*Exercise aim*: Retrieve all lines below that have the string "JSON".

[Website and app data records]
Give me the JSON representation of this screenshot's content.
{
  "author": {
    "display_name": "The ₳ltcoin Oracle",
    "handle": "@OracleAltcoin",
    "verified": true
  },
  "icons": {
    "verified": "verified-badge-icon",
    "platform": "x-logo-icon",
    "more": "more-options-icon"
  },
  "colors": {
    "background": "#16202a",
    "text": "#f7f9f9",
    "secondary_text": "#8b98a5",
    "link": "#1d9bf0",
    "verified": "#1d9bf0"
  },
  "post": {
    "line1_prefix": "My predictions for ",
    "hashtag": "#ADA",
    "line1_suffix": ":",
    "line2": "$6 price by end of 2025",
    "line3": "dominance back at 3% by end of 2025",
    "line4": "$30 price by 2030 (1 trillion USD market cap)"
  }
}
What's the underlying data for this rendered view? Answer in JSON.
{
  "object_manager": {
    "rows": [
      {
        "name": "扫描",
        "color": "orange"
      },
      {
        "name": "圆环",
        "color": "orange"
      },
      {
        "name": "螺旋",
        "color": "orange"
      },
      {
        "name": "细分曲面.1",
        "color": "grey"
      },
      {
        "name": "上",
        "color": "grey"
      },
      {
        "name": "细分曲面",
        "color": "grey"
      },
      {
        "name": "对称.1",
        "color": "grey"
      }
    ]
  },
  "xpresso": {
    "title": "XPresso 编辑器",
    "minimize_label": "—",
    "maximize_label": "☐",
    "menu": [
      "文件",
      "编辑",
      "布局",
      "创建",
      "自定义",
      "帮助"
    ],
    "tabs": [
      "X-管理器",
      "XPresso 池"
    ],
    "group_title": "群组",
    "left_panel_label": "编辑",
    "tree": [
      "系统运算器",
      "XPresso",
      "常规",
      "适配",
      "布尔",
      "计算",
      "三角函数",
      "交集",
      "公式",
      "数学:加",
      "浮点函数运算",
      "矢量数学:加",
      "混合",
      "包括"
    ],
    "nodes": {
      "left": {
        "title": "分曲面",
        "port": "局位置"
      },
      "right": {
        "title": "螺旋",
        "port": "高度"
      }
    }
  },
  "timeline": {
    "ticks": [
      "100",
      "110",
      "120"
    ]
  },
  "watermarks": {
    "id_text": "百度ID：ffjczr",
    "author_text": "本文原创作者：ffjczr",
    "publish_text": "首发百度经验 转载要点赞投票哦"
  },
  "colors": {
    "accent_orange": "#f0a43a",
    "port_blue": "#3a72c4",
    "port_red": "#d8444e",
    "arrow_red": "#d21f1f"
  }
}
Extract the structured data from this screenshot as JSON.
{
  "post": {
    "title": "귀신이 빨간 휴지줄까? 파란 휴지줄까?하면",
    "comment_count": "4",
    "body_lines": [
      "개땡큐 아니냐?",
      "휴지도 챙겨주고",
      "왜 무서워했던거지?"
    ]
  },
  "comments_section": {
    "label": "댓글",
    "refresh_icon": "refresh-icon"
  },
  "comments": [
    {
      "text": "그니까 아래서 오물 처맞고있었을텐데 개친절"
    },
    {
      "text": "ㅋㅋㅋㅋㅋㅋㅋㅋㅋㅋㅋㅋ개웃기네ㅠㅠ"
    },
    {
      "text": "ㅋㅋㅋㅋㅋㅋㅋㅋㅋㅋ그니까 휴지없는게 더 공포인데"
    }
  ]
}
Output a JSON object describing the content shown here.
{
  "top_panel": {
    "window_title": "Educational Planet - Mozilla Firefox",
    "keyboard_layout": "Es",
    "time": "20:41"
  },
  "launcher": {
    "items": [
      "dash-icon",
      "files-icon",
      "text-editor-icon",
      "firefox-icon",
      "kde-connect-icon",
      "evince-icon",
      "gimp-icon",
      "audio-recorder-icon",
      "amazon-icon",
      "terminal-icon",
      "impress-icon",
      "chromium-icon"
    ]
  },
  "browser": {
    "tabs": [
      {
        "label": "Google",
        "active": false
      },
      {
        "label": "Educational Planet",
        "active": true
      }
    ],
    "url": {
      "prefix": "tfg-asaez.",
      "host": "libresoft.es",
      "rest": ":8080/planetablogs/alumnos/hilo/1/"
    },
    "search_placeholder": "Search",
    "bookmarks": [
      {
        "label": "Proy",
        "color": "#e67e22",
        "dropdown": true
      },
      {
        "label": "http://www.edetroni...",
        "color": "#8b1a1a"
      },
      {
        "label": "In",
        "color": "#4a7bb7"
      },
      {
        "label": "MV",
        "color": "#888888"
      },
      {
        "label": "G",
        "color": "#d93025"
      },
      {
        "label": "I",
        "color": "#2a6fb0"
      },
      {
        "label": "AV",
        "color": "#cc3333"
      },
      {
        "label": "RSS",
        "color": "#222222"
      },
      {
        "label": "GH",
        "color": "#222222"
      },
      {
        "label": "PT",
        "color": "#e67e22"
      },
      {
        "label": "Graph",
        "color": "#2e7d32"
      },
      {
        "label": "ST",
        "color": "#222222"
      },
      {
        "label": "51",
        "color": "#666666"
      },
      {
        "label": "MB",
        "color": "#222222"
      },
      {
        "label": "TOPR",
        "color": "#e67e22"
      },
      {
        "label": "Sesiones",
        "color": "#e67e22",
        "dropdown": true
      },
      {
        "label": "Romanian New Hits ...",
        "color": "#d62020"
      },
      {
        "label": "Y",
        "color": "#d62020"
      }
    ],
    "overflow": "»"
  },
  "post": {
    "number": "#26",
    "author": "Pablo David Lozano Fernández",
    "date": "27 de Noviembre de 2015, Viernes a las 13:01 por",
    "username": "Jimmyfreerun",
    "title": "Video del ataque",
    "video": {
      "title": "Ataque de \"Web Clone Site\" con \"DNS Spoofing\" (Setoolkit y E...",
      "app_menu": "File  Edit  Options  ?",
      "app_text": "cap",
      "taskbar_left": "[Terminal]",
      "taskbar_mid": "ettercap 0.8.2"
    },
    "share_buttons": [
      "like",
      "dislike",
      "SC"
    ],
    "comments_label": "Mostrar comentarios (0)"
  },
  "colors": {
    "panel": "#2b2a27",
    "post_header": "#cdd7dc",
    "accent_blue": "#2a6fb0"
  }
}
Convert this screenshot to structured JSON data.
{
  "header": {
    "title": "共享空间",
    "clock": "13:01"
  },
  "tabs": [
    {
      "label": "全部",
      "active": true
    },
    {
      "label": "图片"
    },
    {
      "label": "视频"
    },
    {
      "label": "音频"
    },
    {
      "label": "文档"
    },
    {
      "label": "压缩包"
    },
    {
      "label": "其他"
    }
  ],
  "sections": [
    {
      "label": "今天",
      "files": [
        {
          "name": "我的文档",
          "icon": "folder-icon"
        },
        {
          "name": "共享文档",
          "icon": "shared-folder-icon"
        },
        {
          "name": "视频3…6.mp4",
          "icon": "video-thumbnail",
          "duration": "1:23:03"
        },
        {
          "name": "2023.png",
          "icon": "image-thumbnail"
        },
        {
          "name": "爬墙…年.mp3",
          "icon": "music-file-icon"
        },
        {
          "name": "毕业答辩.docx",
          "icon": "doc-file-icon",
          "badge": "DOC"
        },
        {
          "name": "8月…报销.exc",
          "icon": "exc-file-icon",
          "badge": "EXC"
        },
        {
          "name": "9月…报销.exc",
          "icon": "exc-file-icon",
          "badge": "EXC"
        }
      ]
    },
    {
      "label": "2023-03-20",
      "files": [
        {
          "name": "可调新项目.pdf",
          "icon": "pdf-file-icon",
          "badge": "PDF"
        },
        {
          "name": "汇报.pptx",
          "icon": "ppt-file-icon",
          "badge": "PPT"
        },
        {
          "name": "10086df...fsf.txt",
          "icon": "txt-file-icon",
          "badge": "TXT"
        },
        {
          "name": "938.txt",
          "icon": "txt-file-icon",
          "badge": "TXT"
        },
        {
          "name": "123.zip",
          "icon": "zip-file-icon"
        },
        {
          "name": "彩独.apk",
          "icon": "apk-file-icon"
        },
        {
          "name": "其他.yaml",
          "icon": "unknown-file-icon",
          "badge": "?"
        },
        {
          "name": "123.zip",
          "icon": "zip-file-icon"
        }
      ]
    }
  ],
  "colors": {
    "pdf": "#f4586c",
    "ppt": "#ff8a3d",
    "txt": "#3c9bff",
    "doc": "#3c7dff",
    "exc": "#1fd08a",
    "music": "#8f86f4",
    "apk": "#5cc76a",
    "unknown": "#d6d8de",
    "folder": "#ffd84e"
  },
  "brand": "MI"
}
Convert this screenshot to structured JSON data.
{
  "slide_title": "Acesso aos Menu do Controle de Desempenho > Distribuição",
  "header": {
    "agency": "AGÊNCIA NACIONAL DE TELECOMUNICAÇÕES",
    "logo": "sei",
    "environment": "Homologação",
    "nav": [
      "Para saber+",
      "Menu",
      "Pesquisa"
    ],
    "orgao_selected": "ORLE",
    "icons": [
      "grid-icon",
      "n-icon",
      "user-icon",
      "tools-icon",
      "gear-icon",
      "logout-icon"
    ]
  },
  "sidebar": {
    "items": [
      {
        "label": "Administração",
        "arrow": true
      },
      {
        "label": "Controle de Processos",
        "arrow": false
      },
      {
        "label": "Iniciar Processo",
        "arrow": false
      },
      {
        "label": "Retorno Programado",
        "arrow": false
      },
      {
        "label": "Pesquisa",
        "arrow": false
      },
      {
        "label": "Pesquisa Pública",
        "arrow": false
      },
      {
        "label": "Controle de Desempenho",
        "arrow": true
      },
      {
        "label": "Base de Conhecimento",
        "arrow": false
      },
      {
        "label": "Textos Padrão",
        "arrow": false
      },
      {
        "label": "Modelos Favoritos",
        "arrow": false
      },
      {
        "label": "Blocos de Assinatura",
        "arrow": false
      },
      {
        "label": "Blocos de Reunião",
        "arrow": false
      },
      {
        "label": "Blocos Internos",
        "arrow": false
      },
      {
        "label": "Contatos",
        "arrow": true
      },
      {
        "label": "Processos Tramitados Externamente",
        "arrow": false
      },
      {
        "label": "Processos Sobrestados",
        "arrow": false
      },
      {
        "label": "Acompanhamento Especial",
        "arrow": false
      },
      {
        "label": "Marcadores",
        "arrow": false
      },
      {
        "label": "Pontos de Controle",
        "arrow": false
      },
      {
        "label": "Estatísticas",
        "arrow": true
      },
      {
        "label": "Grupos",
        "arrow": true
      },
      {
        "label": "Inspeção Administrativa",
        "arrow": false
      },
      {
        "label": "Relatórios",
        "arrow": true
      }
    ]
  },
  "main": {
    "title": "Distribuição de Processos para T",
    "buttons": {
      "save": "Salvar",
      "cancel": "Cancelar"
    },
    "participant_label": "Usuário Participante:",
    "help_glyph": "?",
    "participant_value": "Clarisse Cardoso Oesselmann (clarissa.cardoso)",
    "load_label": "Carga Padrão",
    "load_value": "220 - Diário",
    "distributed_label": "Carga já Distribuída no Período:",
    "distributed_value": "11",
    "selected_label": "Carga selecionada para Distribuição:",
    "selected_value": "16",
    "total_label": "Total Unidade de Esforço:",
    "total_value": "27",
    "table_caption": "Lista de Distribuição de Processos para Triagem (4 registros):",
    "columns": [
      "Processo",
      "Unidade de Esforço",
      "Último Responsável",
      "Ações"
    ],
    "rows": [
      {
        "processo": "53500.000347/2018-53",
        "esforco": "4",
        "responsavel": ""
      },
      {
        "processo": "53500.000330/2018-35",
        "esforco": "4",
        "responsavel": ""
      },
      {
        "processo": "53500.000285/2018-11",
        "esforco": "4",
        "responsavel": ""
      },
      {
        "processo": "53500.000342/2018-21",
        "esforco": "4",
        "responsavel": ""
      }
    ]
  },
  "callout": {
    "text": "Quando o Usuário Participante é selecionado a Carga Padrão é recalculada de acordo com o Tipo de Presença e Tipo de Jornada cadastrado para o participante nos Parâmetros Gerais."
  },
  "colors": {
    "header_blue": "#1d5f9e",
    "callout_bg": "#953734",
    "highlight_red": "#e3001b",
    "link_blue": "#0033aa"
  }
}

*Expected output*:
Give me the JSON representation of this screenshot's content.
What's the underlying data for this rendered view? Answer in JSON.
Extract the structured data from this screenshot as JSON.
Output a JSON object describing the content shown here.
Convert this screenshot to structured JSON data.
Convert this screenshot to structured JSON data.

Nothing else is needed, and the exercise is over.